▶

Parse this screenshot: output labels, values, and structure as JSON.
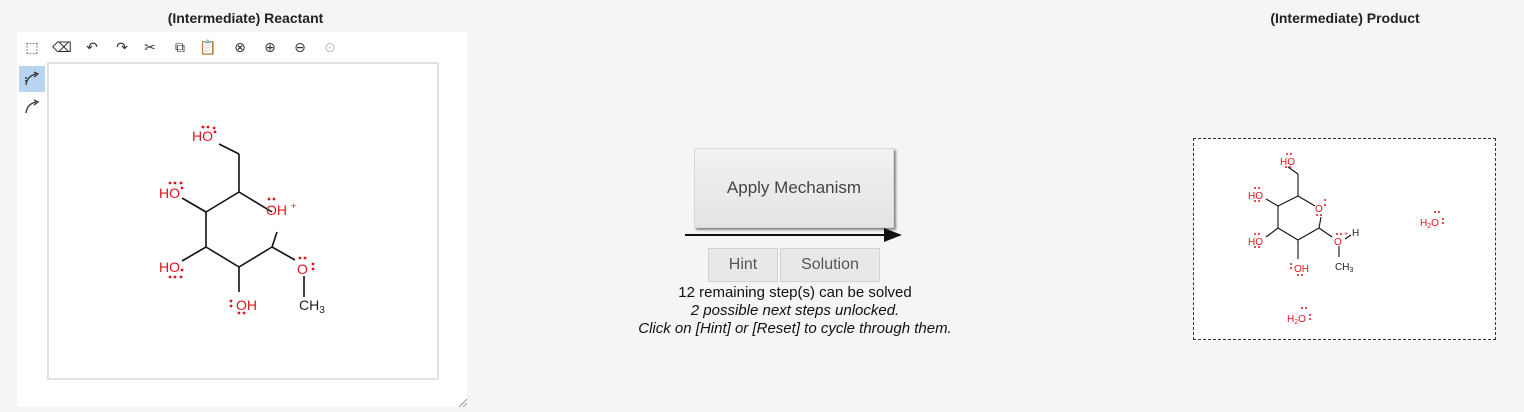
{
  "reactant": {
    "title": "(Intermediate) Reactant"
  },
  "product": {
    "title": "(Intermediate) Product"
  },
  "toolbar": [
    {
      "name": "select-tool-icon",
      "glyph": "⬚"
    },
    {
      "name": "eraser-icon",
      "glyph": "⌫"
    },
    {
      "name": "undo-icon",
      "glyph": "↶"
    },
    {
      "name": "redo-icon",
      "glyph": "↷"
    },
    {
      "name": "cut-icon",
      "glyph": "✂"
    },
    {
      "name": "copy-icon",
      "glyph": "⧉"
    },
    {
      "name": "paste-icon",
      "glyph": "📋"
    },
    {
      "name": "zoom-reset-icon",
      "glyph": "⊗"
    },
    {
      "name": "zoom-in-icon",
      "glyph": "⊕"
    },
    {
      "name": "zoom-out-icon",
      "glyph": "⊖"
    },
    {
      "name": "zoom-fit-icon",
      "glyph": "⊙"
    }
  ],
  "reactant_molecule": {
    "labels": {
      "ho_top": "HO",
      "ho_left_upper": "HO",
      "ho_left_lower": "HO",
      "oh_plus": "OH",
      "plus": "+",
      "o_methoxy": "O",
      "oh_bottom": "OH",
      "ch3": "CH",
      "ch3_sub": "3"
    }
  },
  "product_molecule": {
    "labels": {
      "ho_top": "HO",
      "ho_left_upper": "HO",
      "ho_left_lower": "HO",
      "o_ring": "O",
      "o_plus": "O",
      "plus": "+",
      "h": "H",
      "oh_bottom": "OH",
      "ch3": "CH",
      "ch3_sub": "3",
      "water1_h": "H",
      "water1_sub": "2",
      "water1_o": "O",
      "water2_h": "H",
      "water2_sub": "2",
      "water2_o": "O"
    }
  },
  "actions": {
    "apply_label": "Apply Mechanism",
    "hint_label": "Hint",
    "solution_label": "Solution"
  },
  "status": {
    "line1": "12 remaining step(s) can be solved",
    "line2": "2 possible next steps unlocked.",
    "line3": "Click on [Hint] or [Reset] to cycle through them."
  },
  "colors": {
    "heteroatom": "#e0141e",
    "bond": "#111111",
    "selected_tool": "#b8d4f0"
  }
}
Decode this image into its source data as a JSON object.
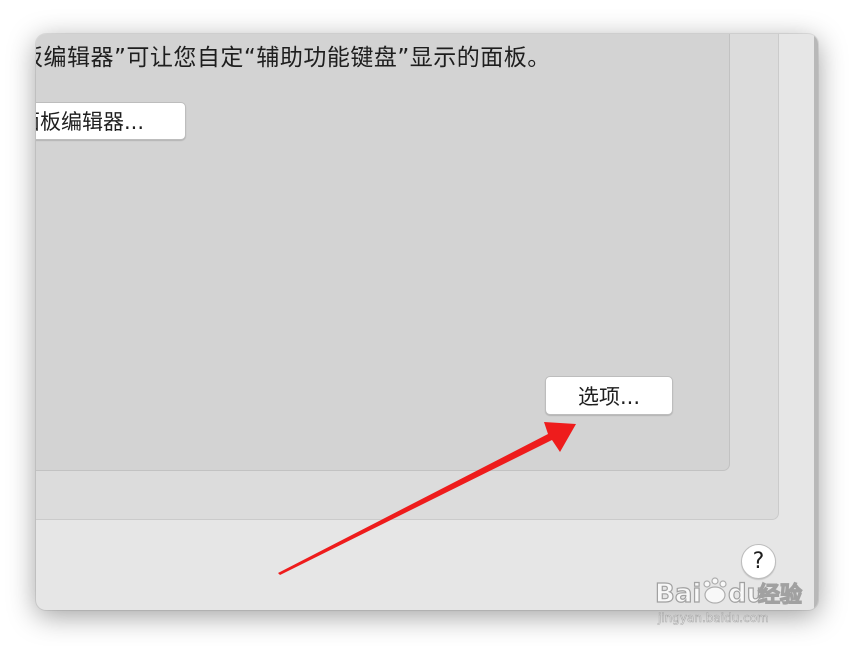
{
  "panel": {
    "description": "板编辑器”可让您自定“辅助功能键盘”显示的面板。",
    "panel_editor_button": "面板编辑器...",
    "options_button": "选项..."
  },
  "help_button": "?",
  "watermark": {
    "logo": "Bai du 经验",
    "url": "jingyan.baidu.com"
  },
  "colors": {
    "annotation_arrow": "#ee1c1c"
  },
  "icons": {
    "help": "question-mark-icon",
    "annotation": "red-arrow-icon"
  }
}
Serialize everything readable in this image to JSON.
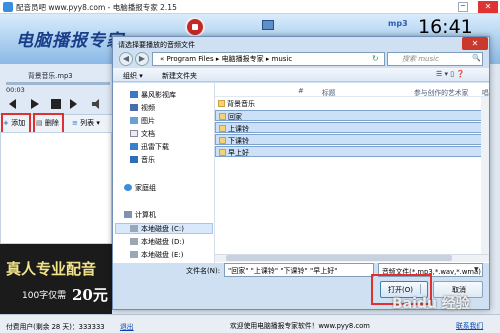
{
  "app": {
    "title": "配音员吧 www.pyy8.com - 电脑播报专家 2.15",
    "logo_text": "电脑播报专家",
    "clock": "16:41",
    "mp3_label": "mp3",
    "minimize": "─",
    "close": "✕"
  },
  "player": {
    "filename": "背景音乐.mp3",
    "time": "00:03"
  },
  "toolbar": {
    "add": "添加",
    "delete": "删除",
    "list": "列表"
  },
  "ad": {
    "line1": "真人专业配音",
    "line2": "100字仅需",
    "price": "20元"
  },
  "status": {
    "user": "付费用户(剩余 28 天)：333333",
    "exit": "退出",
    "welcome": "欢迎使用电脑播报专家软件！www.pyy8.com",
    "contact": "联系我们"
  },
  "dialog": {
    "title": "请选择要播放的音频文件",
    "close": "✕",
    "back": "◀",
    "forward": "▶",
    "address": "« Program Files ▸ 电脑播报专家 ▸ music",
    "refresh": "↻",
    "search_placeholder": "搜索 music",
    "search_icon": "🔍",
    "organize": "组织 ▾",
    "new_folder": "新建文件夹",
    "view_icons": "☰ ▾  ▯  ❓",
    "nav": [
      {
        "label": "暴风影视库"
      },
      {
        "label": "视频"
      },
      {
        "label": "图片"
      },
      {
        "label": "文档"
      },
      {
        "label": "迅雷下载"
      },
      {
        "label": "音乐"
      },
      {
        "label": "家庭组"
      },
      {
        "label": "计算机"
      },
      {
        "label": "本地磁盘 (C:)"
      },
      {
        "label": "本地磁盘 (D:)"
      },
      {
        "label": "本地磁盘 (E:)"
      },
      {
        "label": "本地磁盘 (F:)"
      }
    ],
    "columns": {
      "num": "#",
      "title": "标题",
      "artist": "参与创作的艺术家",
      "album": "唱"
    },
    "files": [
      {
        "name": "背景音乐",
        "selected": false
      },
      {
        "name": "回家",
        "selected": true
      },
      {
        "name": "上课铃",
        "selected": true
      },
      {
        "name": "下课铃",
        "selected": true
      },
      {
        "name": "早上好",
        "selected": true
      }
    ],
    "filename_label": "文件名(N):",
    "filename_value": "\"回家\" \"上课铃\" \"下课铃\" \"早上好\"",
    "filter_value": "音频文件(*.mp3,*.wav,*.wma)",
    "filter_arrow": "▼",
    "open": "打开(O)",
    "cancel": "取消",
    "watermark": "Baidu 经验"
  },
  "colors": {
    "highlight_red": "#e03030",
    "selection_blue": "#cce0f8",
    "dialog_frame": "#cfe0f3"
  }
}
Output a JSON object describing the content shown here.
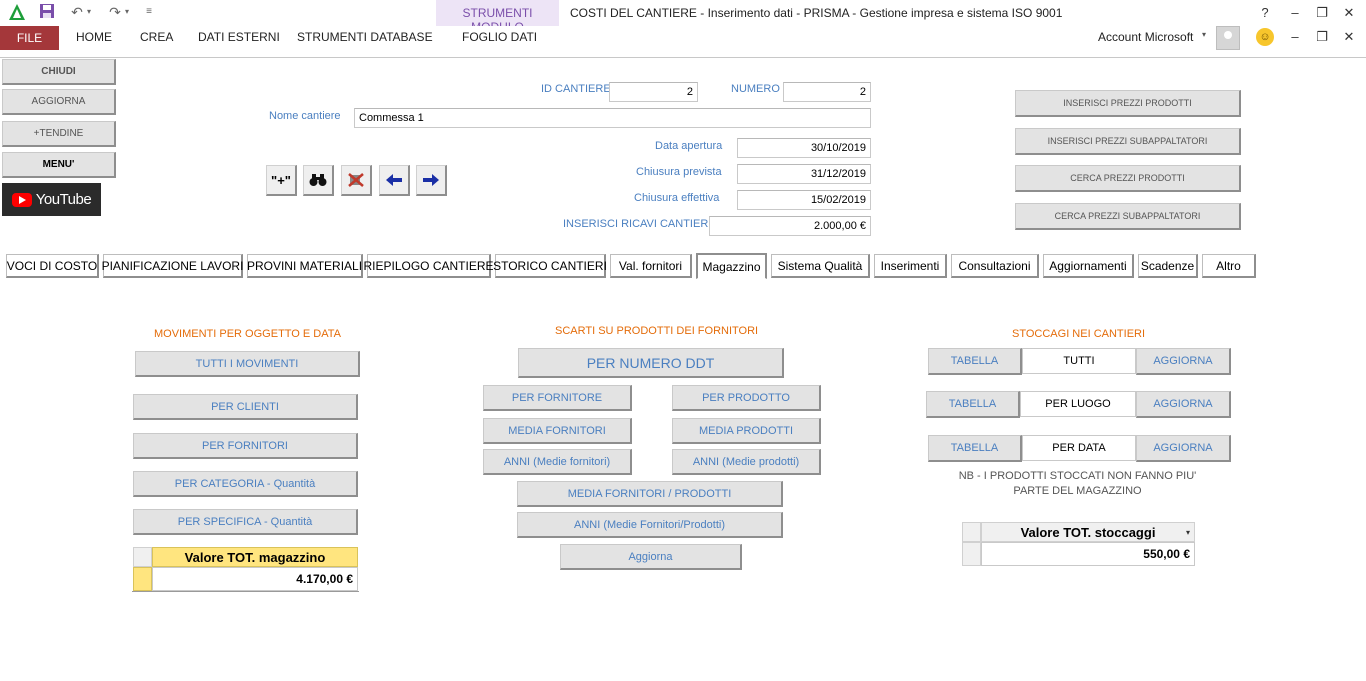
{
  "titlebar": {
    "title": "COSTI DEL CANTIERE - Inserimento dati - PRISMA - Gestione impresa e sistema ISO 9001",
    "contextual_group": "STRUMENTI MODULO",
    "help": "?",
    "account": "Account Microsoft"
  },
  "ribbon": {
    "tabs": [
      "FILE",
      "HOME",
      "CREA",
      "DATI ESTERNI",
      "STRUMENTI DATABASE",
      "FOGLIO DATI"
    ]
  },
  "left_buttons": [
    "CHIUDI",
    "AGGIORNA",
    "+TENDINE",
    "MENU'"
  ],
  "youtube_label": "YouTube",
  "header": {
    "id_cantiere_label": "ID CANTIERE",
    "id_cantiere": "2",
    "numero_label": "NUMERO",
    "numero": "2",
    "nome_label": "Nome cantiere",
    "nome": "Commessa 1",
    "data_apertura_label": "Data apertura",
    "data_apertura": "30/10/2019",
    "chiusura_prevista_label": "Chiusura prevista",
    "chiusura_prevista": "31/12/2019",
    "chiusura_effettiva_label": "Chiusura effettiva",
    "chiusura_effettiva": "15/02/2019",
    "ricavi_label": "INSERISCI RICAVI CANTIERE",
    "ricavi": "2.000,00 €"
  },
  "nav_buttons": {
    "new": "\"+\""
  },
  "right_buttons": [
    "INSERISCI PREZZI PRODOTTI",
    "INSERISCI PREZZI SUBAPPALTATORI",
    "CERCA PREZZI PRODOTTI",
    "CERCA PREZZI SUBAPPALTATORI"
  ],
  "tabs": [
    "VOCI DI COSTO",
    "PIANIFICAZIONE LAVORI",
    "PROVINI MATERIALI",
    "RIEPILOGO CANTIERE",
    "STORICO CANTIERI",
    "Val. fornitori",
    "Magazzino",
    "Sistema Qualità",
    "Inserimenti",
    "Consultazioni",
    "Aggiornamenti",
    "Scadenze",
    "Altro"
  ],
  "movimenti": {
    "title": "MOVIMENTI PER OGGETTO E DATA",
    "buttons": [
      "TUTTI I MOVIMENTI",
      "PER CLIENTI",
      "PER FORNITORI",
      "PER CATEGORIA - Quantità",
      "PER SPECIFICA - Quantità"
    ],
    "total_label": "Valore TOT. magazzino",
    "total_value": "4.170,00 €"
  },
  "scarti": {
    "title": "SCARTI SU PRODOTTI DEI FORNITORI",
    "main_button": "PER NUMERO DDT",
    "left_buttons": [
      "PER FORNITORE",
      "MEDIA FORNITORI",
      "ANNI (Medie fornitori)"
    ],
    "right_buttons": [
      "PER PRODOTTO",
      "MEDIA PRODOTTI",
      "ANNI (Medie prodotti)"
    ],
    "wide_buttons": [
      "MEDIA FORNITORI / PRODOTTI",
      "ANNI (Medie Fornitori/Prodotti)"
    ],
    "refresh": "Aggiorna"
  },
  "stoccaggi": {
    "title": "STOCCAGI NEI CANTIERI",
    "rows": [
      {
        "left": "TABELLA",
        "mid": "TUTTI",
        "right": "AGGIORNA"
      },
      {
        "left": "TABELLA",
        "mid": "PER LUOGO",
        "right": "AGGIORNA"
      },
      {
        "left": "TABELLA",
        "mid": "PER DATA",
        "right": "AGGIORNA"
      }
    ],
    "note_line1": "NB - I PRODOTTI STOCCATI NON FANNO PIU'",
    "note_line2": "PARTE DEL MAGAZZINO",
    "total_label": "Valore TOT. stoccaggi",
    "total_value": "550,00 €"
  },
  "colors": {
    "file_tab": "#a4373a",
    "contextual": "#ede4f6",
    "label_blue": "#4a7fc0",
    "section_orange": "#e46c0a",
    "header_yellow": "#ffe57f"
  }
}
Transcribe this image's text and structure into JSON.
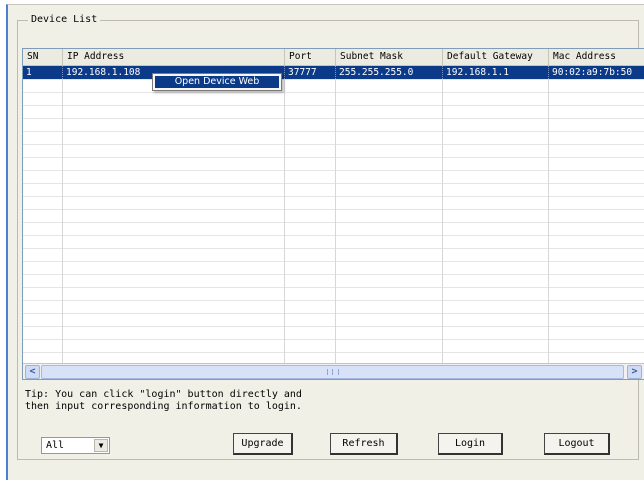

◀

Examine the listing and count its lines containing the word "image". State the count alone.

**RESPONSE**
3